Mispriced cocos

One of the reasons for the mispricing is that cocos are not eligible for inclusion in investment grade or high yield bond indices. As such, demand for them is lower than for other types of bank debt, which depresses their prices.

Although the spread has indeed been shrinking, the mispricing is still present, according to Stacey, and a further closing of the spread is likely to boost the returns of this type of securities in 2018 as it did in 2017.

The ICE Bank of America Merrill Lynch Contingent Capital Index increased 14.5% this year (until 31 October), which Stacey attributes in part to the declining risk premium on cocos.

Marc Stacey, portfolio manager, Bluebay Asset Management

Stacey and Justin Jewell have been co-managers of the BlueBay Financial Capital Bond Fund since its inception in January 2015. While the fund is allowed to invest in all types of bank debt globally, it is heavily concentrated in cocos of European banks, where Stacey sees the biggest opportunity.

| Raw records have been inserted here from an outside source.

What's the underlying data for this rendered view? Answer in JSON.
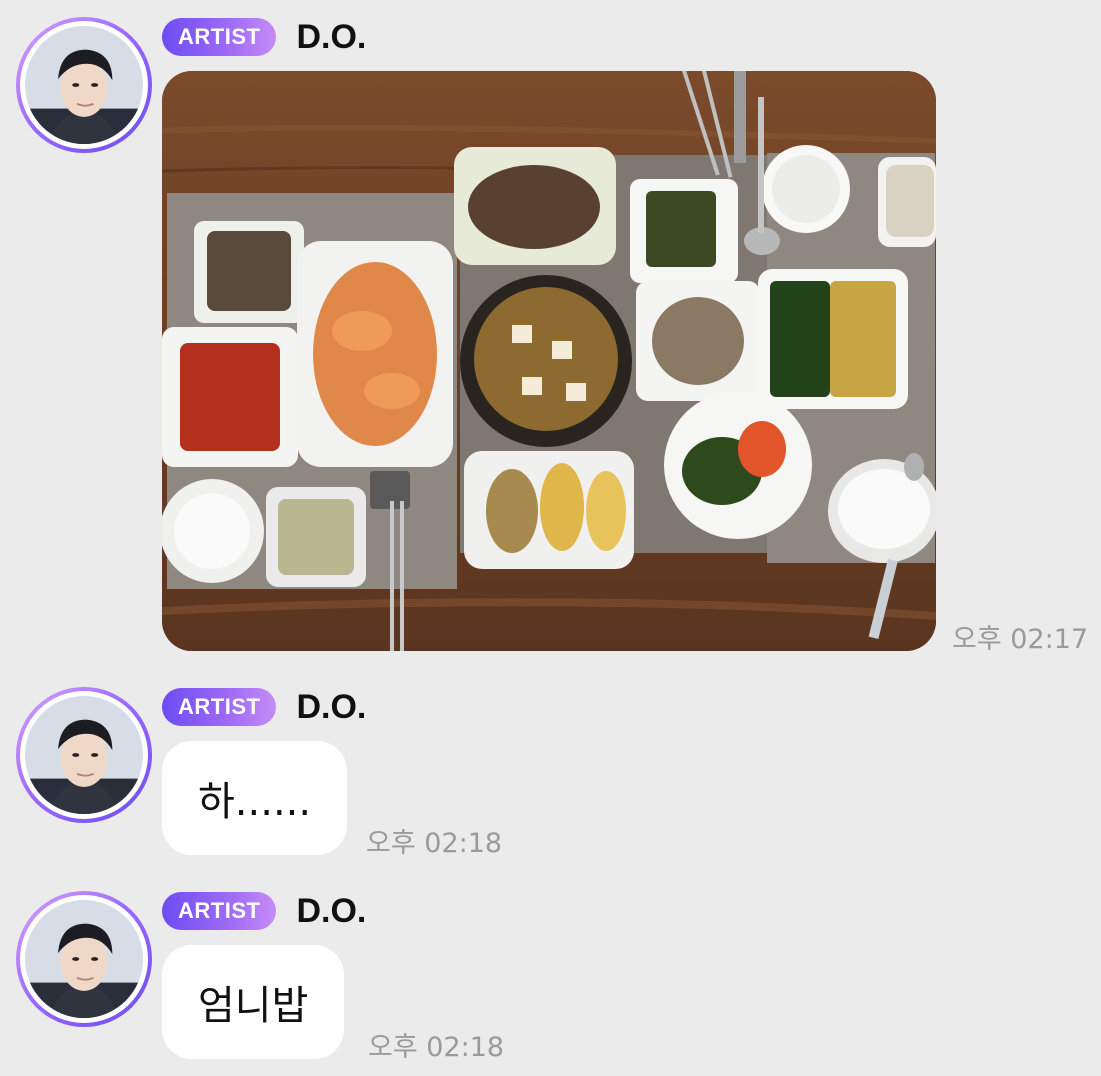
{
  "messages": [
    {
      "badge": "ARTIST",
      "sender": "D.O.",
      "type": "image",
      "image_description": "overhead view of korean home-cooked meal table",
      "time": "오후 02:17"
    },
    {
      "badge": "ARTIST",
      "sender": "D.O.",
      "type": "text",
      "text": "하......",
      "time": "오후 02:18"
    },
    {
      "badge": "ARTIST",
      "sender": "D.O.",
      "type": "text",
      "text": "엄니밥",
      "time": "오후 02:18"
    }
  ],
  "colors": {
    "background": "#ebebeb",
    "badge_start": "#6d4cf2",
    "badge_end": "#c58cf6",
    "bubble": "#ffffff",
    "timestamp": "#9a9a9a"
  },
  "icons": {
    "avatar": "profile-photo-avatar"
  }
}
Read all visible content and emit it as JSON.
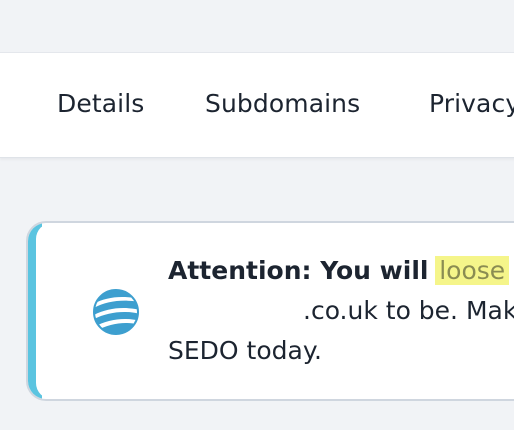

With high coupons, cocos also offer an attractive carry yield around 6%. This has enabled the Bluebay fund to deliver a 24.3% one-year return as of 30 November, beating the ICE coco index and ranking among best-performing fixed-income funds.

The fund uses both top-down macroeconomic analysis and the bottom-up approach to selecting securities. It invests in cocos of only the top “national champion” banks across Europe, in order to minimise issuer risk, he said.

Stacey attributed the fund’s performance chiefly to issuer selection, but he added that his currency and interest rate exposures have had positive effects as well.

Banks grow safer

Thanks to regulations implemented after the global financial crisis of 2008, European and American banks have become far less leveraged, and less risky, Stacey told FSA.

“They are less reliant on cues from their proprietary trading desks,” and have more emphasis on the advisory and asset management business, which are not as cyclical, he said.

“There has been a growing realisation among the investors that banks are improving, but they are still cheap from the valuation perspective,” Stacey said. “Investors who got burned in the financial crisis and have shied away from banks have seen the fundamentals improve, the volatility come down and are getting more engaged.”

Although certain European banks, such as Spain’s Banco Popular, or Italy’s Monte dei Paschi, Veneto and Popolare di Vicenza, had run into trouble, the new regulatory regime allowed for their resolution in 2017 without adverse effects for the sector. Bank bonds rallied as the idiosyncratic risk was removed.

As a result, in 2017 there was a fair amount of capital appreciation in the financial sector, Stacey noted.

Looking at 2018, Stacey noted that the market was currently underpricing the risk of a sharp rise of interest rates and volatility.

“That would be bad for equities,” he said, “and banks would not be immune.” He’s been keeping the fund’s rate duration low in order to hedge some of this risk.

Performance of the Bluebay Financial Capital Bond Fund since inception, vs its benchmark and category average.

Part of Mark Allen.